> ASSIGNMENT
Among the records below, which lines contain the string "username"? Report them.

(Interface dataset entries)

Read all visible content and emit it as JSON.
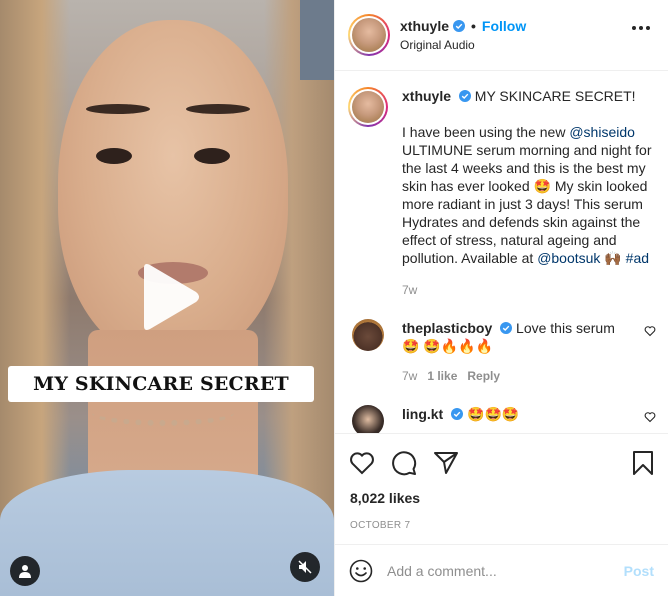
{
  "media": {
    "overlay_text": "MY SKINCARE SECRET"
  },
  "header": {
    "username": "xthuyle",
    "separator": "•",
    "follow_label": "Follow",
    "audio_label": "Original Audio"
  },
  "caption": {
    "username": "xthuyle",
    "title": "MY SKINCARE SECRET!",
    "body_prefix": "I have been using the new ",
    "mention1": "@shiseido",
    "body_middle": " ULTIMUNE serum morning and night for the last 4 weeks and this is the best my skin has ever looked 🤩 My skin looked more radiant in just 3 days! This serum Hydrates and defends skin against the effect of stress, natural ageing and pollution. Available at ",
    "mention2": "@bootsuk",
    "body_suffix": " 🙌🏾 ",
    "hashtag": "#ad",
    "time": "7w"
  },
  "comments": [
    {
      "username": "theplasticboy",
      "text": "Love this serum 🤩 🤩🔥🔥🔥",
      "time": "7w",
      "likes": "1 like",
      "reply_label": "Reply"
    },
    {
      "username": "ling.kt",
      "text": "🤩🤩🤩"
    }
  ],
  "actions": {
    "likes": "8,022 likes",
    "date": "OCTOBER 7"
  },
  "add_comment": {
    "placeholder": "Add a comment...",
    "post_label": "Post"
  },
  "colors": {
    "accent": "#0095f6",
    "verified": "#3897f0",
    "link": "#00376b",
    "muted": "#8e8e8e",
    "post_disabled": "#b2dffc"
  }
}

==

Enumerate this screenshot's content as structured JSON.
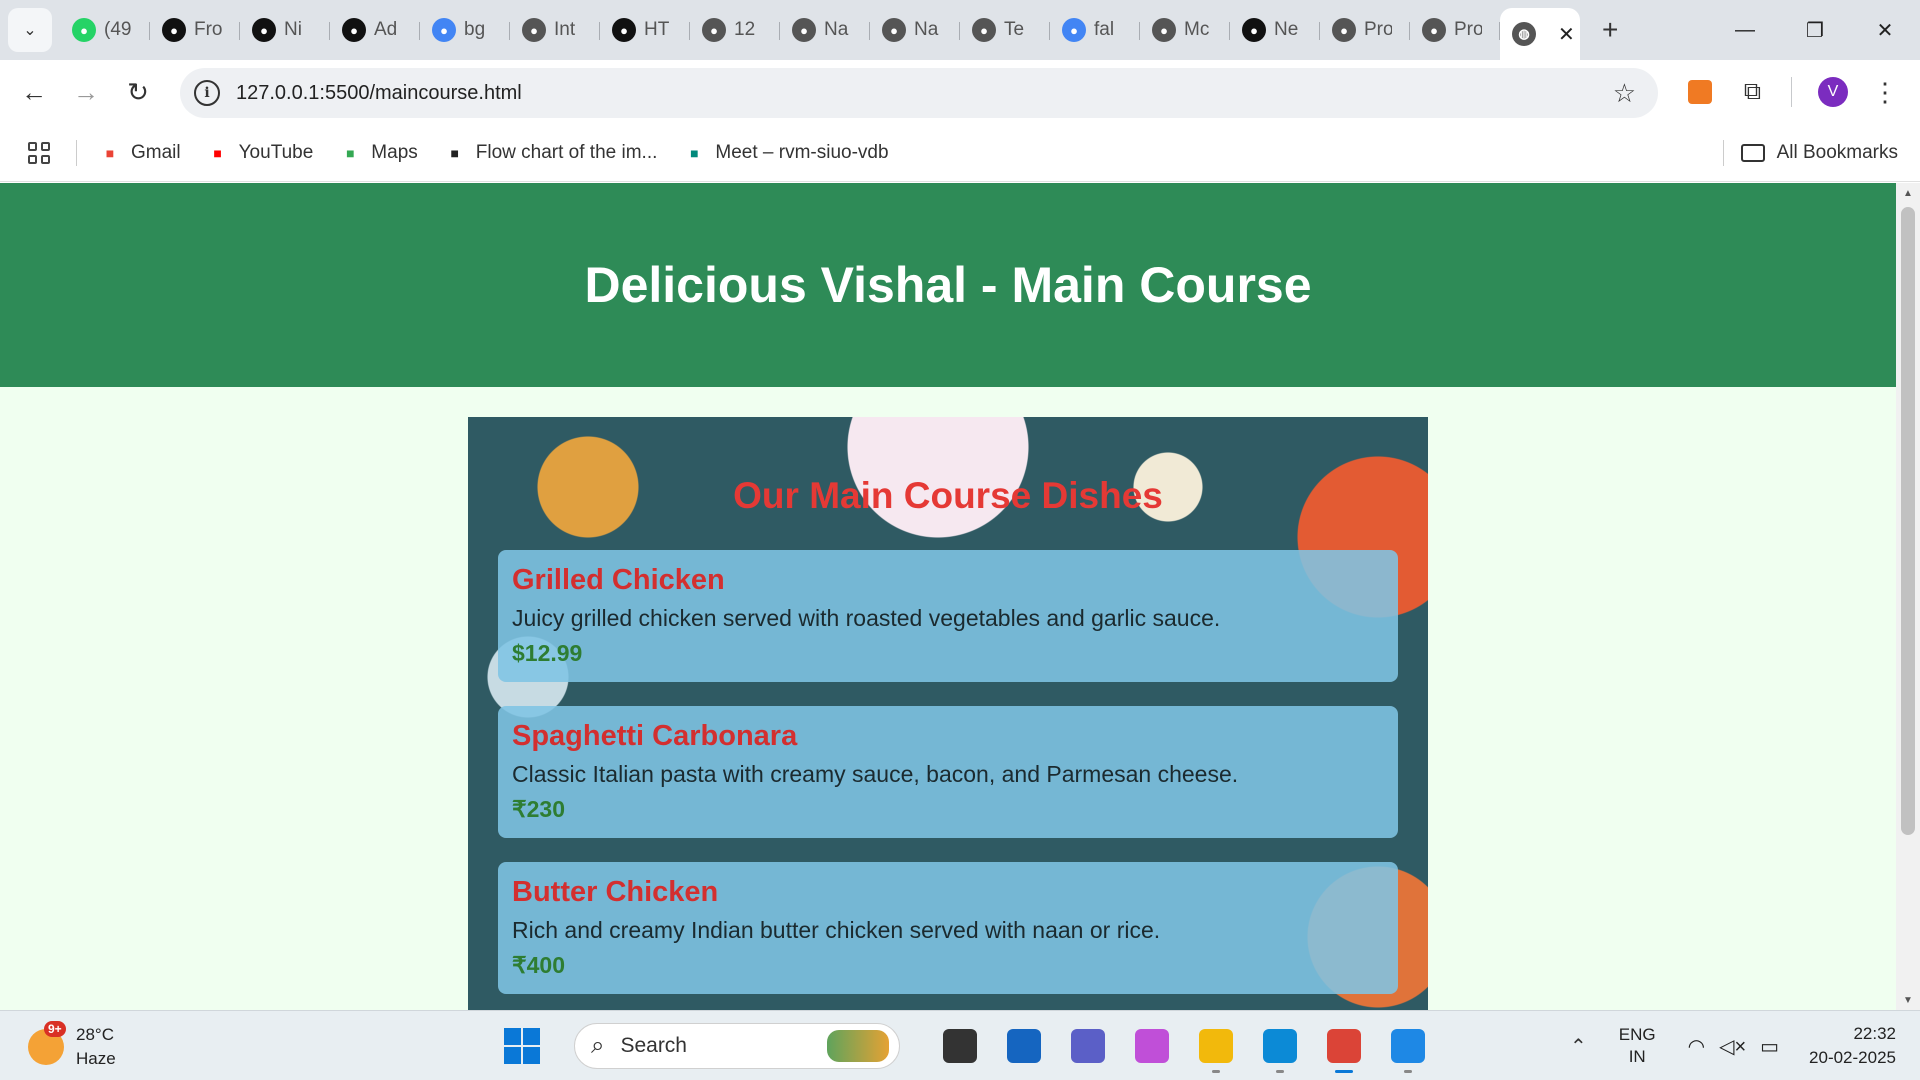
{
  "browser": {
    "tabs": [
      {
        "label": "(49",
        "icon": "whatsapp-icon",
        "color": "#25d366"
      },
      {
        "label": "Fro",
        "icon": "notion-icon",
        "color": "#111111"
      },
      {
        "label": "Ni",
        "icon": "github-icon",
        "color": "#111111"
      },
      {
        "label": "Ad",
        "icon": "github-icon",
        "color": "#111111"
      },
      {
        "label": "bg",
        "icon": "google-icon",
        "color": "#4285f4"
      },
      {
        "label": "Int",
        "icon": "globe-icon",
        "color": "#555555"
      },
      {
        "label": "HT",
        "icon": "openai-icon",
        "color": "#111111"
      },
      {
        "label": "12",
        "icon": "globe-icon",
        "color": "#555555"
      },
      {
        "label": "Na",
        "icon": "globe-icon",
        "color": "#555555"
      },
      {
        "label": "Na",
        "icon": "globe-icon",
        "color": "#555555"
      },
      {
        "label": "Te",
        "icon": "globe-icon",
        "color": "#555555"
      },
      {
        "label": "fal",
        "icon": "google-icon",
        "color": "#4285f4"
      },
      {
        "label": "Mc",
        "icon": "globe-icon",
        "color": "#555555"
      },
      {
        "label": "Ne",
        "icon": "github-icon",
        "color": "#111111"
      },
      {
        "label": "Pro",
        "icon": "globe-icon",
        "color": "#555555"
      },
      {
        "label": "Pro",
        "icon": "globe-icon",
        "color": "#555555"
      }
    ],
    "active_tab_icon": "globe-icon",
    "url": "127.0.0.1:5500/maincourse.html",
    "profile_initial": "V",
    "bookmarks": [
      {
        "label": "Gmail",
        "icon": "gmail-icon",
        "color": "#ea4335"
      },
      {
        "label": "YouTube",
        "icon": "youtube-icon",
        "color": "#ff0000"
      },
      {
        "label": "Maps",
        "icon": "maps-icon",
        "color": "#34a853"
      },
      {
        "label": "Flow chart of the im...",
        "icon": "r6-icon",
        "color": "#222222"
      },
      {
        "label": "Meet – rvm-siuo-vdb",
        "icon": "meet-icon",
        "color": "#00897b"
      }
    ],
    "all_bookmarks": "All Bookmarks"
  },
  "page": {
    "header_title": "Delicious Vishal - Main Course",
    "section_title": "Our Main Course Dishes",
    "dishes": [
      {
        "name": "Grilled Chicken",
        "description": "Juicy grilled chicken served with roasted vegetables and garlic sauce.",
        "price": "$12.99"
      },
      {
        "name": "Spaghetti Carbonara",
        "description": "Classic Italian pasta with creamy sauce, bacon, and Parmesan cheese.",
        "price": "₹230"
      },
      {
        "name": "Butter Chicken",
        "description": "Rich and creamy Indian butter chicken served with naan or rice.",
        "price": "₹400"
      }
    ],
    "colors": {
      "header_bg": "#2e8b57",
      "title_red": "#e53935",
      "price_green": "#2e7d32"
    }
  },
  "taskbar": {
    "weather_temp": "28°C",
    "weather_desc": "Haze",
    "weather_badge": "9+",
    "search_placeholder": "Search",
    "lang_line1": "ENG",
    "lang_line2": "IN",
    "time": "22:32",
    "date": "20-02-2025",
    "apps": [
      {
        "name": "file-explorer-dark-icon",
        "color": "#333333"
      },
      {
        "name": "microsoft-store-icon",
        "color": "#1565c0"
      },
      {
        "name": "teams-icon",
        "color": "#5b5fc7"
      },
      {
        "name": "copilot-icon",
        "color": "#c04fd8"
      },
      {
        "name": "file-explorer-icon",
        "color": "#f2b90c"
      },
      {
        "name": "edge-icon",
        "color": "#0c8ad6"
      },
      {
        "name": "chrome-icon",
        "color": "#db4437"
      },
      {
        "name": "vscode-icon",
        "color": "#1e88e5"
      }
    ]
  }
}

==

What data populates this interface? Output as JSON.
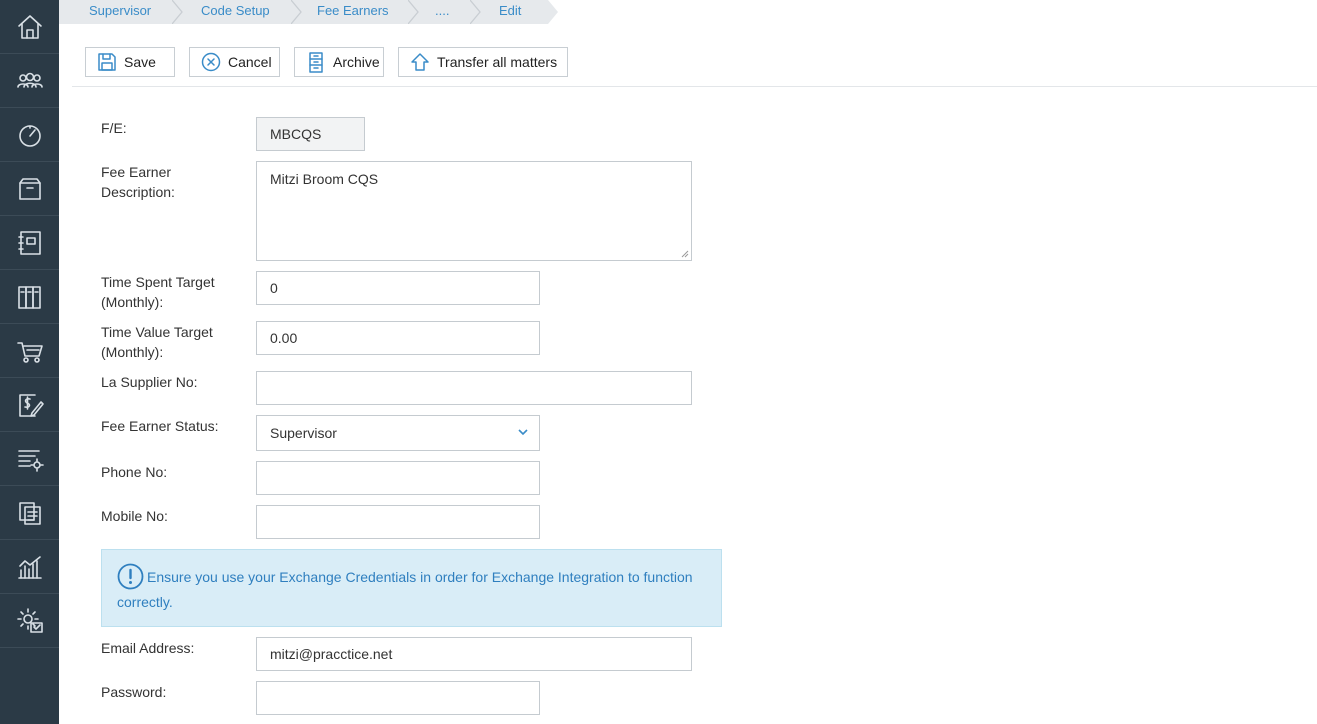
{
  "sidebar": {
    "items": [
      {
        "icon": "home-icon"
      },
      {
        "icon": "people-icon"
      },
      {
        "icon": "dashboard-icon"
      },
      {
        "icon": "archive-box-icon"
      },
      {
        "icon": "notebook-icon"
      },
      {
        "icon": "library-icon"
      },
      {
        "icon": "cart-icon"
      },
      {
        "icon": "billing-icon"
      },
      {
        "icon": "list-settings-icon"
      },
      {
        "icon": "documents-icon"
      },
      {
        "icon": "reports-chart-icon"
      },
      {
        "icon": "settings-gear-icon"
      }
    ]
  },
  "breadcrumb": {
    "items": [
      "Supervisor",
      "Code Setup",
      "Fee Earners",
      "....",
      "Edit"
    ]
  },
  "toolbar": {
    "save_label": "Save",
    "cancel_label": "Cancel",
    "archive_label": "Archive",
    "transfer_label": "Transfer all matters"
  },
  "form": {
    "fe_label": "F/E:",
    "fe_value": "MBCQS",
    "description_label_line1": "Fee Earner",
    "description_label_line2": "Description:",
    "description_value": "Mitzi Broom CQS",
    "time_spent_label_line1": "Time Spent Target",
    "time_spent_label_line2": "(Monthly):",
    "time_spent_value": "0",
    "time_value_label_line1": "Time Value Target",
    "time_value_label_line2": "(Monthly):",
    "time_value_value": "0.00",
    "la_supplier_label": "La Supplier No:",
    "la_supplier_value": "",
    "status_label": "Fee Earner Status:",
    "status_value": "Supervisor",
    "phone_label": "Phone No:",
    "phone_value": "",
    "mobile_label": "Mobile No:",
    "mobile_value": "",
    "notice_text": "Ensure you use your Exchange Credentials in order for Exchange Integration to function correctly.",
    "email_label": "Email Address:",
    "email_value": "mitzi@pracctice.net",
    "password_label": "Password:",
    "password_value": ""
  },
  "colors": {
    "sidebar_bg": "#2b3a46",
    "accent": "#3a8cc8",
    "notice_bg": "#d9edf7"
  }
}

> ANSWER FOR THIS EXERCISE
    "username": "xthuyle",
    "username": "xthuyle",
      "username": "theplasticboy",
      "username": "ling.kt",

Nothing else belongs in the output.